## Work request
Everything before the line containing "Decode this image" is to be left out; repeat that line and all lines after it exactly, to the end of the data.

## Records supplied
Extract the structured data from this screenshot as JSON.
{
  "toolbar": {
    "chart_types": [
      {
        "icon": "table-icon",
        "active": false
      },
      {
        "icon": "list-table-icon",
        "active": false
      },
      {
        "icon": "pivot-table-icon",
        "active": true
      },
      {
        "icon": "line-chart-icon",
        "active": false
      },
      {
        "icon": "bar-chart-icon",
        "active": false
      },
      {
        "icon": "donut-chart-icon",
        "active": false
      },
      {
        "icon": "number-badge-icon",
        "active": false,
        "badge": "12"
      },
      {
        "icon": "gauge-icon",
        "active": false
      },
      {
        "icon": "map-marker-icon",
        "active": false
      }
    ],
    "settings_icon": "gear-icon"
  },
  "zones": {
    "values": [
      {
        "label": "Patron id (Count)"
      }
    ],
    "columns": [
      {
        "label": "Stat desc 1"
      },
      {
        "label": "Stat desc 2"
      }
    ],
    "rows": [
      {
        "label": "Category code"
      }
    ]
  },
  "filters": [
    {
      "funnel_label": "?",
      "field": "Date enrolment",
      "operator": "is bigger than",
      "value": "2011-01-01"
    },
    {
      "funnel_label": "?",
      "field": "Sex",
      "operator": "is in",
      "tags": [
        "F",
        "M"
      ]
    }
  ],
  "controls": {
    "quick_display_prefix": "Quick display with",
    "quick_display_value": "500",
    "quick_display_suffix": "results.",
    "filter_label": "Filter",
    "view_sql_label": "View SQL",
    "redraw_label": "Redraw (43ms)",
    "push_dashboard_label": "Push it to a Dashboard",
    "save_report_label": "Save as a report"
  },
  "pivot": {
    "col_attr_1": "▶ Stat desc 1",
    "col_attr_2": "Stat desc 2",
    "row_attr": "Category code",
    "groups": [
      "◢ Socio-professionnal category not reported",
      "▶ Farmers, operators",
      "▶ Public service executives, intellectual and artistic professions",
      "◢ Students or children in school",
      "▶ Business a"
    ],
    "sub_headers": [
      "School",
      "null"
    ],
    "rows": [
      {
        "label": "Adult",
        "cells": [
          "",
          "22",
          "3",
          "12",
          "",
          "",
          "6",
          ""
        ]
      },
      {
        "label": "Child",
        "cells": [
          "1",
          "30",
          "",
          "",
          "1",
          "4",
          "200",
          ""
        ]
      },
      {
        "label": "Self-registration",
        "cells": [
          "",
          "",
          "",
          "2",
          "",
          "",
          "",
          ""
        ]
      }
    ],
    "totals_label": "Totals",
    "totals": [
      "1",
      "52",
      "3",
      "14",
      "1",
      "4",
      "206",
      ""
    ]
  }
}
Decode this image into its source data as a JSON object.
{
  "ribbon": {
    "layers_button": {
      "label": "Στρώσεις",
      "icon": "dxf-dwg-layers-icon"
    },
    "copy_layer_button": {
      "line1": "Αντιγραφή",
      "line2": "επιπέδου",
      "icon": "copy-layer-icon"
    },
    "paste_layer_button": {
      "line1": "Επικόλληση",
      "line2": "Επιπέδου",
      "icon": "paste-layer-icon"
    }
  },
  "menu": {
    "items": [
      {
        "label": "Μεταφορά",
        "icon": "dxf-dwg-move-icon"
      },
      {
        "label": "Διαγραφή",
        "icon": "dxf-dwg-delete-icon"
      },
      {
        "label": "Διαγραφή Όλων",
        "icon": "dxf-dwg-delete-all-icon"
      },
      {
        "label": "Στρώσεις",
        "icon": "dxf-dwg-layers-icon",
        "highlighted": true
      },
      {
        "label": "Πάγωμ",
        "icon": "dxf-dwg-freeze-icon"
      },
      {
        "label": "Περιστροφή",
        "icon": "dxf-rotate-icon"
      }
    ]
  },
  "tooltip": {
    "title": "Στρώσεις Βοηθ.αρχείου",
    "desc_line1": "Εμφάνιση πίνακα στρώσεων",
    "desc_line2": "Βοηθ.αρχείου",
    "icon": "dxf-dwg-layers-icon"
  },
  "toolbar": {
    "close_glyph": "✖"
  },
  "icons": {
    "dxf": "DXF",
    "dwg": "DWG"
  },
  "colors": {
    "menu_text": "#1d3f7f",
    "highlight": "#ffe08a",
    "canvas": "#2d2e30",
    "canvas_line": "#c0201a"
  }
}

## Exercise answer
Decode this image into its source data as a JSON object.
{
  "ribbon": {
    "layers_button": {
      "label": "Στρώσεις",
      "icon": "dxf-dwg-layers-icon"
    },
    "copy_layer_button": {
      "line1": "Αντιγραφή",
      "line2": "επιπέδου",
      "icon": "copy-layer-icon"
    },
    "paste_layer_button": {
      "line1": "Επικόλληση",
      "line2": "Επιπέδου",
      "icon": "paste-layer-icon"
    }
  },
  "menu": {
    "items": [
      {
        "label": "Μεταφορά",
        "icon": "dxf-dwg-move-icon"
      },
      {
        "label": "Διαγραφή",
        "icon": "dxf-dwg-delete-icon"
      },
      {
        "label": "Διαγραφή Όλων",
        "icon": "dxf-dwg-delete-all-icon"
      },
      {
        "label": "Στρώσεις",
        "icon": "dxf-dwg-layers-icon",
        "highlighted": true
      },
      {
        "label": "Πάγωμ",
        "icon": "dxf-dwg-freeze-icon"
      },
      {
        "label": "Περιστροφή",
        "icon": "dxf-rotate-icon"
      }
    ]
  },
  "tooltip": {
    "title": "Στρώσεις Βοηθ.αρχείου",
    "desc_line1": "Εμφάνιση πίνακα στρώσεων",
    "desc_line2": "Βοηθ.αρχείου",
    "icon": "dxf-dwg-layers-icon"
  },
  "toolbar": {
    "close_glyph": "✖"
  },
  "icons": {
    "dxf": "DXF",
    "dwg": "DWG"
  },
  "colors": {
    "menu_text": "#1d3f7f",
    "highlight": "#ffe08a",
    "canvas": "#2d2e30",
    "canvas_line": "#c0201a"
  }
}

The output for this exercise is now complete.